Answer with the number of lines in the records that contain "maria" and with nothing else.

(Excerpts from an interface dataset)
########################################

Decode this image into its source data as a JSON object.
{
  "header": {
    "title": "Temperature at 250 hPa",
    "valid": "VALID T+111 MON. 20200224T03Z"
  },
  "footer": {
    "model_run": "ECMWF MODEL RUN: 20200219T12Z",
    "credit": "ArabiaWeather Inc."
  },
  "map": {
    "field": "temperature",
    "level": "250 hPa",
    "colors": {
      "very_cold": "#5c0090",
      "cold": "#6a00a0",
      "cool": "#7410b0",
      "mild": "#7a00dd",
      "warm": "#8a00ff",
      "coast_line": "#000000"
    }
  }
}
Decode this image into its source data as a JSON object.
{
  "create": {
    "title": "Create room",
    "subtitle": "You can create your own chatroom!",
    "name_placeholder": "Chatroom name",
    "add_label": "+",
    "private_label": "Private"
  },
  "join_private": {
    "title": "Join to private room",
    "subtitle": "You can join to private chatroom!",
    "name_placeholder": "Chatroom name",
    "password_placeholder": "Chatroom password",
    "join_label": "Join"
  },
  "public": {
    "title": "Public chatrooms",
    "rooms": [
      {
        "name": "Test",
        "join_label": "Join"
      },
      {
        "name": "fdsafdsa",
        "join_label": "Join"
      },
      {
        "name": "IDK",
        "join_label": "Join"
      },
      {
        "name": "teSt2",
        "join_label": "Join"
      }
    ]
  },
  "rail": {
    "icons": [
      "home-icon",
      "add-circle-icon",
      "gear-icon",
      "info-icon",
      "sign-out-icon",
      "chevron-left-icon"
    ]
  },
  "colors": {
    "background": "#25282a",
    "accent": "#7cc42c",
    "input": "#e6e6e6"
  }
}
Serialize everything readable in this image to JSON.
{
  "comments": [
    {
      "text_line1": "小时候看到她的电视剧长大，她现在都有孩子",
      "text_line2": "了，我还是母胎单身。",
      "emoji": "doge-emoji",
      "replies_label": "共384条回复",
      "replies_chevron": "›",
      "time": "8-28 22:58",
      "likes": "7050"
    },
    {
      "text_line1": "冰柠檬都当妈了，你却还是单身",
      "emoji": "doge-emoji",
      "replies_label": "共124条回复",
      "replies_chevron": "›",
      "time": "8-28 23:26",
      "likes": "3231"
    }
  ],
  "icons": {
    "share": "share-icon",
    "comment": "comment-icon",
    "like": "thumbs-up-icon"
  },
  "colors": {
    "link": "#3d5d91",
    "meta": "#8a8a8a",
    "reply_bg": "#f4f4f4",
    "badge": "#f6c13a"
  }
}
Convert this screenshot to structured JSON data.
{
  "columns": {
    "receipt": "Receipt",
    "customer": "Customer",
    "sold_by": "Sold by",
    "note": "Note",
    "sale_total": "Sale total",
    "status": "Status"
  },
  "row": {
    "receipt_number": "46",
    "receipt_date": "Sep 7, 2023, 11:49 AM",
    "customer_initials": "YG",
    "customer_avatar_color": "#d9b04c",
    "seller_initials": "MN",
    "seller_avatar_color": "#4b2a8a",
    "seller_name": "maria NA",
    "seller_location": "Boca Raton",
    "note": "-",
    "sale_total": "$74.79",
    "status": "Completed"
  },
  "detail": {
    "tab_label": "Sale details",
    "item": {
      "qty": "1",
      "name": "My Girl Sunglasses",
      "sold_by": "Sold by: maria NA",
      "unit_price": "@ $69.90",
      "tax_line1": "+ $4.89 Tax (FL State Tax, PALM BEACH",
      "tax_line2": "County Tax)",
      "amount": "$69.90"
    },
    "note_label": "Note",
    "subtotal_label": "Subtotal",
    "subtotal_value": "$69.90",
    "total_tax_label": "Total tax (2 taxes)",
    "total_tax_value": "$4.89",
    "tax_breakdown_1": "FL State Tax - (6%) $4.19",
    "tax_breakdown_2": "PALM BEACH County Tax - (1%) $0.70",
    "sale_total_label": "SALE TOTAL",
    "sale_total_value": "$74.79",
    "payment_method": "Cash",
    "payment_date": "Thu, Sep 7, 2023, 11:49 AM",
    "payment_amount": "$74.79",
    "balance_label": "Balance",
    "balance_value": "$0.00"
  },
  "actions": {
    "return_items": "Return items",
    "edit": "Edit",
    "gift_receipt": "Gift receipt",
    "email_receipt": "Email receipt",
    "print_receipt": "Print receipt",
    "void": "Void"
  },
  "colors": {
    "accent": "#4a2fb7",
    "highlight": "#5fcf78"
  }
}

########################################

**Exercise solution:** 2